Editor’s note – this is the first article in a new series we’re launching about quilt judge expectations and solutions to the most commonly cited areas for improvement.
We’ve all stared longingly at a beautiful quilt adorned with an award ribbon at one point and thought, “My quilts are not good enough to win anything!”
We quilters are our own worst critic. We know where every tiny flaw is, and we are convinced that anyone looking at the quilt will immediately see each mistake like it was a huge zit on the tip of our nose. The fact is – they rarely notice it at all! They marvel at its beauty and admire our talents. But what do we do? We can’t just accept their compliments; instead we insist on pointing out every single mistake we made anyway!
Mistakes are proof that you’re trying and are golden opportunities to learn how to be better. Entering a quilt show and receiving feedback from experienced judges is a fabulous way to discover not only what you can improve, but also what you are doing well. Since you already know where many of your mistakes are, you have nothing to lose and everything to gain by receiving their input.
Everyone’s a quilt newbie at some point with lots to learn. Even experienced quilters discover ways to make their quilts better with each project. Quilt judges understand entrants are at different places in their quilting journey. They look at many things when evaluating a quilt—color, design, piecing accuracy and construction, binding, quilting density, design choice and execution, tension, thread choice, starts and stops, appliqué skill and more.
However, judges don’t have the luxury of studying your quilt for hours on end. In most cases they only have a few minutes to evaluate each quilt. Their critiques cite areas of strength as well as areas for improvement that they can note in that short time span.
Unfortunately, the judges can’t really tell you how to fix a problem that they see—they only identify them. The judges then compare your quilt’s noted strengths and weaknesses against those of other quilts in your category to rank the quilts for ribbons and awards.
That’s where we can help! We’re starting a series of blog posts that will explore quilt judge expectations, but more importantly, we’ll offer solutions to the most commonly cited areas for improvement.

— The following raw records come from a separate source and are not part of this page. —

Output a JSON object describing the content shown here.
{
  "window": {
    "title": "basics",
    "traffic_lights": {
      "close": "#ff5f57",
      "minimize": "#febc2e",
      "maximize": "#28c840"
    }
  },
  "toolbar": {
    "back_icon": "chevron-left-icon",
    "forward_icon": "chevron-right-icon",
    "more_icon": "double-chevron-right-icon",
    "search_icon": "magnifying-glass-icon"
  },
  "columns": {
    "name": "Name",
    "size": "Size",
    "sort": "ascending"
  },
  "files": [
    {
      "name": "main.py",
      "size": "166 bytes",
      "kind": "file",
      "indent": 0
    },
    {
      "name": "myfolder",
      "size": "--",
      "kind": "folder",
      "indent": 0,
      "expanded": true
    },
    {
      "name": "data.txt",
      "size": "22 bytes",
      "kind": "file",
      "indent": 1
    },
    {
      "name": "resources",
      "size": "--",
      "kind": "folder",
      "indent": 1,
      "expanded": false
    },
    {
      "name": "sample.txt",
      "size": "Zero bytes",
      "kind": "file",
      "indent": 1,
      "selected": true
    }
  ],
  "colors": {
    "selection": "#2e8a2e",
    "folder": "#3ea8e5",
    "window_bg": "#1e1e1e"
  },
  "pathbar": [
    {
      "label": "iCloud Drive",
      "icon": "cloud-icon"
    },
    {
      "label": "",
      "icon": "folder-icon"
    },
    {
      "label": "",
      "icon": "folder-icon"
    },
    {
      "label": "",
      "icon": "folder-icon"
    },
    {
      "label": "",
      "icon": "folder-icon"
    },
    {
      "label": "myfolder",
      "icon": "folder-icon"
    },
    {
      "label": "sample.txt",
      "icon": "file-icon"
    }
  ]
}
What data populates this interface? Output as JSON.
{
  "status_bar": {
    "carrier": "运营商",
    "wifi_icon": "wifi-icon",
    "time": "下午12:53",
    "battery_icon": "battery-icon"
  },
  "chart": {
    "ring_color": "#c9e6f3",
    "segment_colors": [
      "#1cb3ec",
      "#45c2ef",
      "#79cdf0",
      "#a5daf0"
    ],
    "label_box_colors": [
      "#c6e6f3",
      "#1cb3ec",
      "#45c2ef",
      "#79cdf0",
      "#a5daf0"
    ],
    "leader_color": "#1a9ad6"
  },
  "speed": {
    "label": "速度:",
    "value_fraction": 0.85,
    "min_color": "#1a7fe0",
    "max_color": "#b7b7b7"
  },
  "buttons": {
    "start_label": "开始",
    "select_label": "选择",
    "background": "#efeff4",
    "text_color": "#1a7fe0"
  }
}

We’ll cover topics like piecing accuracy, choosing quilting designs, tension and thread choice and much more. Even if you never take the plunge and enter a quilt show, you’ll gain valuable skills to help you take your quilts to the next level!

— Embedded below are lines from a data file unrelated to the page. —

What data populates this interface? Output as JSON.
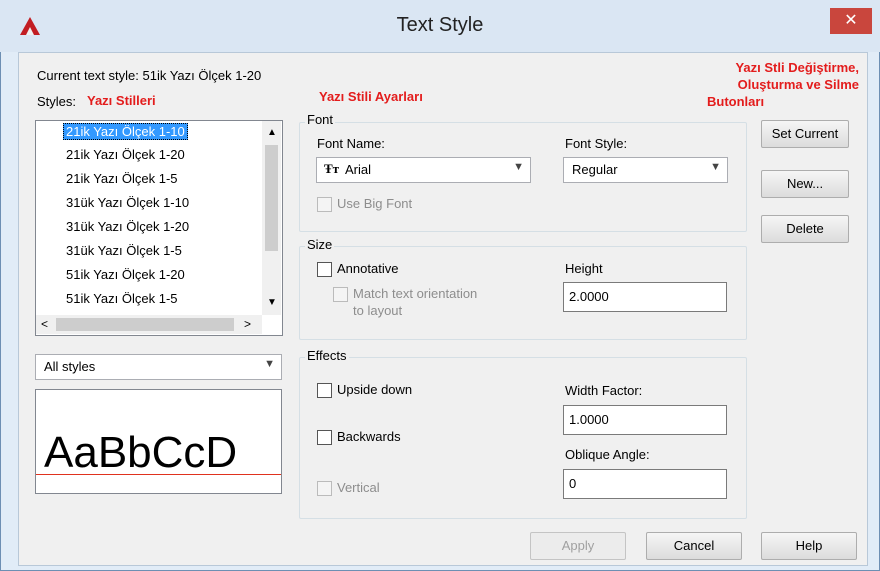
{
  "window": {
    "title": "Text Style",
    "close_glyph": "✕"
  },
  "current_style": {
    "label": "Current text style:",
    "value": "51ik Yazı Ölçek 1-20"
  },
  "styles": {
    "label": "Styles:",
    "annotation": "Yazı Stilleri",
    "items": [
      "21ik Yazı Ölçek 1-10",
      "21ik Yazı Ölçek 1-20",
      "21ik Yazı Ölçek 1-5",
      "31ük Yazı Ölçek 1-10",
      "31ük Yazı Ölçek 1-20",
      "31ük Yazı Ölçek 1-5",
      "51ik Yazı Ölçek 1-20",
      "51ik Yazı Ölçek 1-5"
    ],
    "filter_value": "All styles"
  },
  "annotations": {
    "settings": "Yazı Stili Ayarları",
    "buttons_line1": "Yazı Stli Değiştirme,",
    "buttons_line2": "Oluşturma ve Silme",
    "buttons_line3": "Butonları"
  },
  "font": {
    "group_label": "Font",
    "font_name_label": "Font Name:",
    "font_name_value": "Arial",
    "font_style_label": "Font Style:",
    "font_style_value": "Regular",
    "big_font_label": "Use Big Font"
  },
  "size": {
    "group_label": "Size",
    "annotative_label": "Annotative",
    "match_label_1": "Match text orientation",
    "match_label_2": "to layout",
    "height_label": "Height",
    "height_value": "2.0000"
  },
  "effects": {
    "group_label": "Effects",
    "upside_down_label": "Upside down",
    "backwards_label": "Backwards",
    "vertical_label": "Vertical",
    "width_factor_label": "Width Factor:",
    "width_factor_value": "1.0000",
    "oblique_label": "Oblique Angle:",
    "oblique_value": "0"
  },
  "preview": {
    "text": "AaBbCcD"
  },
  "buttons": {
    "set_current": "Set Current",
    "new": "New...",
    "delete": "Delete",
    "apply": "Apply",
    "cancel": "Cancel",
    "help": "Help"
  },
  "colors": {
    "annotation_red": "#e31c1c",
    "close_red": "#c9463d",
    "selection_blue": "#3399ff"
  }
}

Our first topic – making sure your judges see your quilt!
If your goal is to eventually enter a quilt show, follow these basic guidelines to ensure that your entry makes it to the judging arena in the first place:

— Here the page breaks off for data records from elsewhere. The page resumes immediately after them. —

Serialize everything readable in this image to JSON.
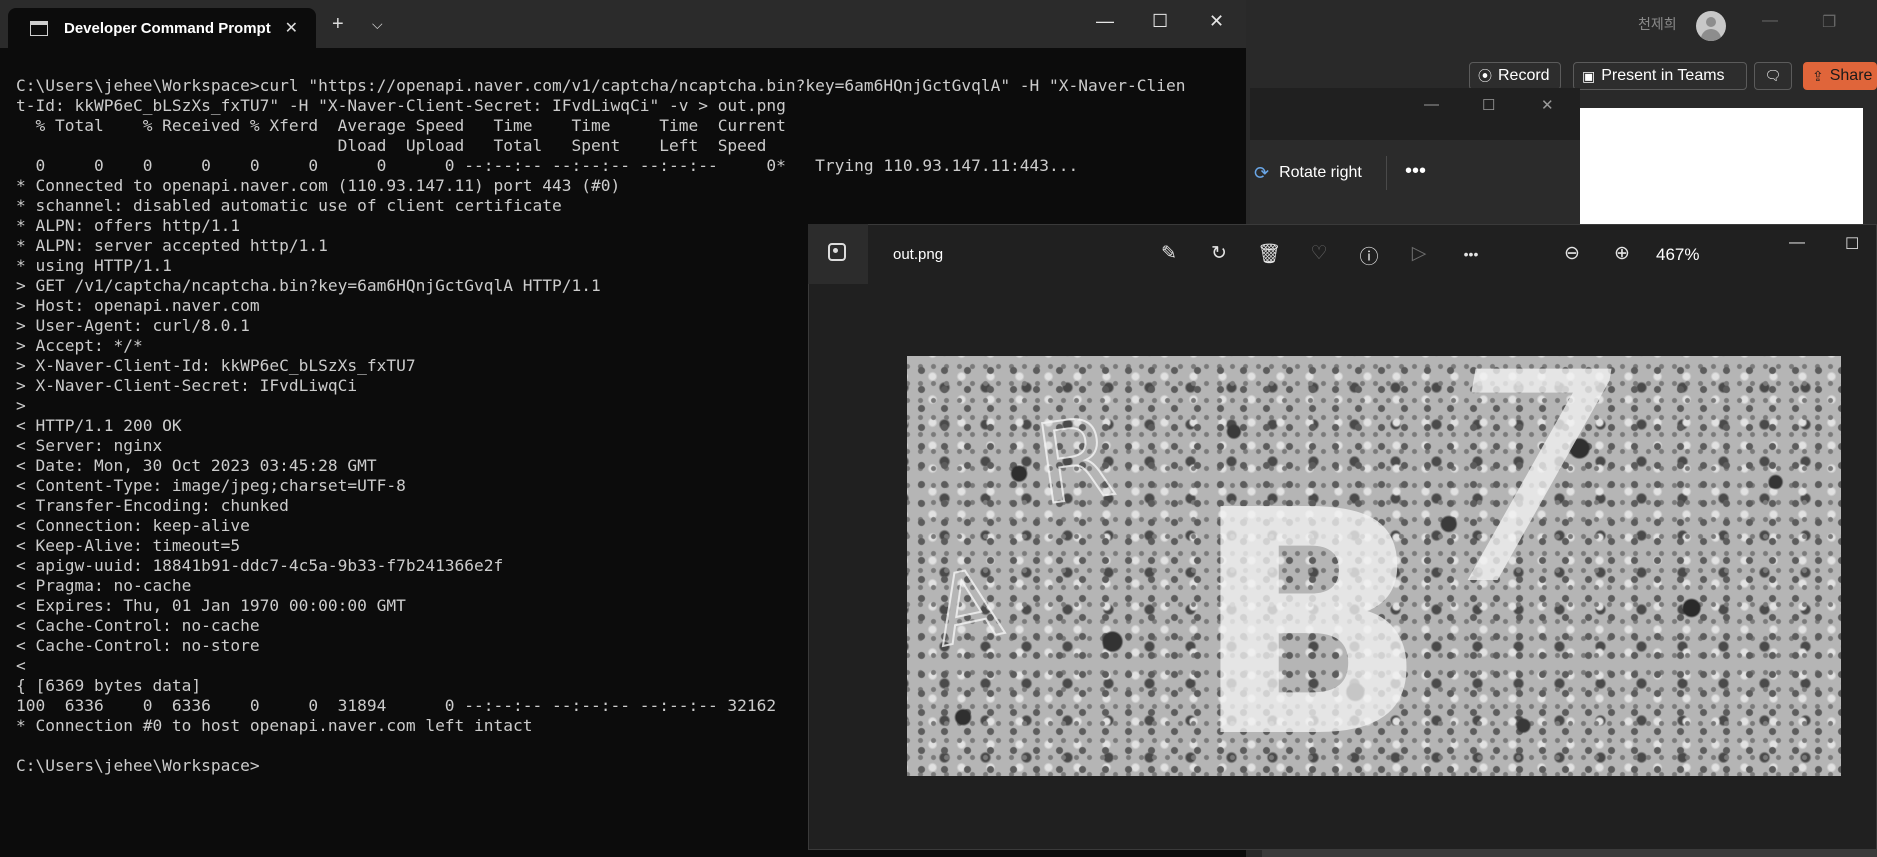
{
  "background_app": {
    "user_name": "천제희",
    "minimize_glyph": "—",
    "restore_glyph": "❐",
    "buttons": [
      {
        "icon": "record-icon",
        "glyph": "⦿",
        "label": "Record"
      },
      {
        "icon": "teams-present-icon",
        "glyph": "▣",
        "label": "Present in Teams"
      },
      {
        "icon": "comment-icon",
        "glyph": "🗨",
        "label": ""
      },
      {
        "icon": "share-icon",
        "glyph": "⇪",
        "label": "Share"
      }
    ]
  },
  "edit_window": {
    "rotate_label": "Rotate right",
    "rotate_glyph": "⟳",
    "more_glyph": "•••",
    "minimize_glyph": "—",
    "maximize_glyph": "☐",
    "close_glyph": "✕"
  },
  "terminal": {
    "tab_title": "Developer Command Prompt",
    "tab_close": "✕",
    "new_tab": "+",
    "dropdown": "⌵",
    "minimize_glyph": "—",
    "maximize_glyph": "☐",
    "close_glyph": "✕",
    "lines": [
      "C:\\Users\\jehee\\Workspace>curl \"https://openapi.naver.com/v1/captcha/ncaptcha.bin?key=6am6HQnjGctGvqlA\" -H \"X-Naver-Clien",
      "t-Id: kkWP6eC_bLSzXs_fxTU7\" -H \"X-Naver-Client-Secret: IFvdLiwqCi\" -v > out.png",
      "  % Total    % Received % Xferd  Average Speed   Time    Time     Time  Current",
      "                                 Dload  Upload   Total   Spent    Left  Speed",
      "  0     0    0     0    0     0      0      0 --:--:-- --:--:-- --:--:--     0*   Trying 110.93.147.11:443...",
      "* Connected to openapi.naver.com (110.93.147.11) port 443 (#0)",
      "* schannel: disabled automatic use of client certificate",
      "* ALPN: offers http/1.1",
      "* ALPN: server accepted http/1.1",
      "* using HTTP/1.1",
      "> GET /v1/captcha/ncaptcha.bin?key=6am6HQnjGctGvqlA HTTP/1.1",
      "> Host: openapi.naver.com",
      "> User-Agent: curl/8.0.1",
      "> Accept: */*",
      "> X-Naver-Client-Id: kkWP6eC_bLSzXs_fxTU7",
      "> X-Naver-Client-Secret: IFvdLiwqCi",
      ">",
      "< HTTP/1.1 200 OK",
      "< Server: nginx",
      "< Date: Mon, 30 Oct 2023 03:45:28 GMT",
      "< Content-Type: image/jpeg;charset=UTF-8",
      "< Transfer-Encoding: chunked",
      "< Connection: keep-alive",
      "< Keep-Alive: timeout=5",
      "< apigw-uuid: 18841b91-ddc7-4c5a-9b33-f7b241366e2f",
      "< Pragma: no-cache",
      "< Expires: Thu, 01 Jan 1970 00:00:00 GMT",
      "< Cache-Control: no-cache",
      "< Cache-Control: no-store",
      "<",
      "{ [6369 bytes data]",
      "100  6336    0  6336    0     0  31894      0 --:--:-- --:--:-- --:--:-- 32162",
      "* Connection #0 to host openapi.naver.com left intact",
      "",
      "C:\\Users\\jehee\\Workspace>"
    ]
  },
  "viewer": {
    "filename": "out.png",
    "zoom": "467%",
    "minimize_glyph": "—",
    "maximize_glyph": "☐",
    "tools": [
      {
        "name": "edit-image-icon",
        "glyph": "✎",
        "enabled": true
      },
      {
        "name": "rotate-icon",
        "glyph": "↻",
        "enabled": true
      },
      {
        "name": "delete-icon",
        "glyph": "🗑",
        "enabled": true
      },
      {
        "name": "favorite-icon",
        "glyph": "♡",
        "enabled": false
      },
      {
        "name": "info-icon",
        "glyph": "ⓘ",
        "enabled": true
      },
      {
        "name": "slideshow-icon",
        "glyph": "▷",
        "enabled": false
      },
      {
        "name": "more-icon",
        "glyph": "•••",
        "enabled": true
      },
      {
        "name": "zoom-out-icon",
        "glyph": "⊖",
        "enabled": true
      },
      {
        "name": "zoom-in-icon",
        "glyph": "⊕",
        "enabled": true
      }
    ],
    "captcha_glyphs": [
      {
        "text": "R",
        "style": "small"
      },
      {
        "text": "B",
        "style": "large"
      },
      {
        "text": "7",
        "style": "large"
      },
      {
        "text": "A",
        "style": "small"
      }
    ]
  }
}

Understand the competition rules.
- Follow category descriptions carefully, measuring your quilt accurately and ensuring that your quilt actually “fits” the category. If it doesn’t, show organizers may move it or even disqualify it.
- Make sure your quilt always has a hanging sleeve. Some venues require special sleeve placement and size to accommodate their hanging devices
Meet or beat all deadlines.
- Each show will have a different timeline. Pay attention to photo entry deadlines for juried shows, entry form deadlines, and quilt shipping deadlines. Allow extra time to account for shipping delays outside your control.
Safely ship your quilt.
- Protect it in transit by putting it in a clear plastic bag, using a sturdy shipping box, and labeling the package with your contact info both inside and out. Track its progress and consider asking for a signature upon receipt.
- Insure your quilt (an official appraisal is necessary for insurance claims). However, no insurance can cover the emotional loss if your quilt is lost or damaged. If you can’t bear the thought of losing the quilt, then it is best not to enter it.
- Verify that the venue has security measures in place to protect your quilt while in their possession and how the quilt will be safely returned to you.